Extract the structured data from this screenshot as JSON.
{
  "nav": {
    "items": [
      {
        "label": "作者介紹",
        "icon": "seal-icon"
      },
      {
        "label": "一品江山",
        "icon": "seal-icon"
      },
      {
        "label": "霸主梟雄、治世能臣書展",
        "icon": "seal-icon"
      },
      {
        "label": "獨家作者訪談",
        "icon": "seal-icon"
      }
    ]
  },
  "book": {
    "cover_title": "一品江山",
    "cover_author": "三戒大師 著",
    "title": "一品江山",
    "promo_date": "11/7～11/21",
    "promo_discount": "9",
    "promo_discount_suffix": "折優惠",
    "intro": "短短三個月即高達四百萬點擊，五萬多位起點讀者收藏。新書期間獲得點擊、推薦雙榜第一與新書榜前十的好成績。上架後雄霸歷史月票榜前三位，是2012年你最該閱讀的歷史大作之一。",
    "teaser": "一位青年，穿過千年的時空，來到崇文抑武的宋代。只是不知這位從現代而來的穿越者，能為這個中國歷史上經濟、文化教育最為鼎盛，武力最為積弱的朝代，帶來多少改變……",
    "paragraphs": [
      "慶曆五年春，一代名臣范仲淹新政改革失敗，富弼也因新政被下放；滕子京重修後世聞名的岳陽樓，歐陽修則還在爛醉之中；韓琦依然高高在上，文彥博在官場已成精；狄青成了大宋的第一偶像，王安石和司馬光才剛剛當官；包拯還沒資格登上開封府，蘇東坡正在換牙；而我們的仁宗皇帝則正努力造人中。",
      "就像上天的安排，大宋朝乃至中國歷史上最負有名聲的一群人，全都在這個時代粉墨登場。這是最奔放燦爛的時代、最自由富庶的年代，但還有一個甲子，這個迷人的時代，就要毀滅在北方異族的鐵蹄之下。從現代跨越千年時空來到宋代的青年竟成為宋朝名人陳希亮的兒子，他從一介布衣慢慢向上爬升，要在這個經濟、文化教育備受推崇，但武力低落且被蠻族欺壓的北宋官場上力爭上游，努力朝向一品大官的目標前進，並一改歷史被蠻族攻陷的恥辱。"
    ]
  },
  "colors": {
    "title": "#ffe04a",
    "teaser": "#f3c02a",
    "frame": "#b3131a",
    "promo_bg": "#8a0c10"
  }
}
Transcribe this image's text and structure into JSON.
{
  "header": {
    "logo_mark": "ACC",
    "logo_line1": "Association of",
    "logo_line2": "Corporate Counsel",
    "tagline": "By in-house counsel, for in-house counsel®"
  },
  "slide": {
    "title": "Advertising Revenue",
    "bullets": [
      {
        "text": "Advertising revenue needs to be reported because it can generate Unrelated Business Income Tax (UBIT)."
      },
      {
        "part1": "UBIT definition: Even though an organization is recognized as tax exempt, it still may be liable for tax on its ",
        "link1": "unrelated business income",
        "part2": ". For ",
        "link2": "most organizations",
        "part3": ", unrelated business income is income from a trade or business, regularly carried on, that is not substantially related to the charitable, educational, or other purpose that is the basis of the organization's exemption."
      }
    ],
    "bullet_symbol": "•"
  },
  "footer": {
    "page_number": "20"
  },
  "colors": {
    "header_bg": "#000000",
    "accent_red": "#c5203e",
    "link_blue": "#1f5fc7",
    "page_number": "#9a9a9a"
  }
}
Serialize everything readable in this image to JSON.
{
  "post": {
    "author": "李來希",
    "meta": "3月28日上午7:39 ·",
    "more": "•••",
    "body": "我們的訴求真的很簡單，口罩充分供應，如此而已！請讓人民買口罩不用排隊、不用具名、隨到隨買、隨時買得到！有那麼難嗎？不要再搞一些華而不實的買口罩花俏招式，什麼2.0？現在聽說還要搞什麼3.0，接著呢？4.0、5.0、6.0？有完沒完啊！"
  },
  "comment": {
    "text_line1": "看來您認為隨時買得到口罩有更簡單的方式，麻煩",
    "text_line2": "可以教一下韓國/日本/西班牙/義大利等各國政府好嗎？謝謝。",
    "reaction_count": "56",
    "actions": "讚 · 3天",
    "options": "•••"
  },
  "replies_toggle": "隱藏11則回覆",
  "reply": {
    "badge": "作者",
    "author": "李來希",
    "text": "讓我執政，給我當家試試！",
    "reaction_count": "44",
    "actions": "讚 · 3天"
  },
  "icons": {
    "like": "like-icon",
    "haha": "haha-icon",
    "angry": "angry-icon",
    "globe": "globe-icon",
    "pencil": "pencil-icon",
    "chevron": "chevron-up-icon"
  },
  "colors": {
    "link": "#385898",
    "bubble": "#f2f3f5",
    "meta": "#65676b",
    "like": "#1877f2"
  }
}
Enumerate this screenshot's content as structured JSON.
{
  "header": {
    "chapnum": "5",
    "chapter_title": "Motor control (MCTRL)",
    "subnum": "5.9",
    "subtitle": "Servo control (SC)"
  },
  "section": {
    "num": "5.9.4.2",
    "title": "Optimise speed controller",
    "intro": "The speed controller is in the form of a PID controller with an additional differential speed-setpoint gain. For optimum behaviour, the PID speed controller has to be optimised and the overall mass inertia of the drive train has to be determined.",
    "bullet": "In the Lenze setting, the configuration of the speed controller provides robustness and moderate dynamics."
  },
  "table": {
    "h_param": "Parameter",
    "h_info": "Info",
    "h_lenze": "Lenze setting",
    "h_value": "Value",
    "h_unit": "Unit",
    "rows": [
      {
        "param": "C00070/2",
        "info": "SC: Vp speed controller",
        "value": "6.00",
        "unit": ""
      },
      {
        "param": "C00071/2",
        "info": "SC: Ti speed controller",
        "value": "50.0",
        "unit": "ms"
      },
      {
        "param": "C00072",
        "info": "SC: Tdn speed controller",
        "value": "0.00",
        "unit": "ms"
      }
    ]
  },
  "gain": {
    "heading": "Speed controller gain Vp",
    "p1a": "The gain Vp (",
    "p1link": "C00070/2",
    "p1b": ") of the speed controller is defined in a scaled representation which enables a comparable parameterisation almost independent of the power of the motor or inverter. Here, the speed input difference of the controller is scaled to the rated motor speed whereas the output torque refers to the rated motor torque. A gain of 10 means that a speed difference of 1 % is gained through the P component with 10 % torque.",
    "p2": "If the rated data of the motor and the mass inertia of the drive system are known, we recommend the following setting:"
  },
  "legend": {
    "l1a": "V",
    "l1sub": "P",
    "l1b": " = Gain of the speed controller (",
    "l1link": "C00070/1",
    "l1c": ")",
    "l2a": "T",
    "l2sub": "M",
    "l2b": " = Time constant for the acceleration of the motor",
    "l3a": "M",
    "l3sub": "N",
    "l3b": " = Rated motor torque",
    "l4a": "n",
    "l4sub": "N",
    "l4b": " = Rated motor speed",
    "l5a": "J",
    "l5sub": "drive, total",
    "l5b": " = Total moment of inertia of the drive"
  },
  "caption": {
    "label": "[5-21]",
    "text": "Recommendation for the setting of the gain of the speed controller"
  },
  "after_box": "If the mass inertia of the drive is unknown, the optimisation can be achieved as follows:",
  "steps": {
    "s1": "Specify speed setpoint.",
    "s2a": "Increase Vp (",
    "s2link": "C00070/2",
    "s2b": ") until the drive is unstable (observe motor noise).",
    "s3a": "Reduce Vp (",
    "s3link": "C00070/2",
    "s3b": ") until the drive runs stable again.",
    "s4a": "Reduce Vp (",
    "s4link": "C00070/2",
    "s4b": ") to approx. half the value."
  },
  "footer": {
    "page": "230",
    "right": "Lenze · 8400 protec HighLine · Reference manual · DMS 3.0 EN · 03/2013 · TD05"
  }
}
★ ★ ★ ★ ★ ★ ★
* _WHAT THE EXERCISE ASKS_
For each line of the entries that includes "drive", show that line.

* _EXPECTED ANSWER_
    "intro": "The speed controller is in the form of a PID controller with an additional differential speed-setpoint gain. For optimum behaviour, the PID speed controller has to be optimised and the overall mass inertia of the drive train has to be determined.",
    "p2": "If the rated data of the motor and the mass inertia of the drive system are known, we recommend the following setting:"
    "l5sub": "drive, total",
    "l5b": " = Total moment of inertia of the drive"
  "after_box": "If the mass inertia of the drive is unknown, the optimisation can be achieved as follows:",
    "s2b": ") until the drive is unstable (observe motor noise).",
    "s3b": ") until the drive runs stable again.",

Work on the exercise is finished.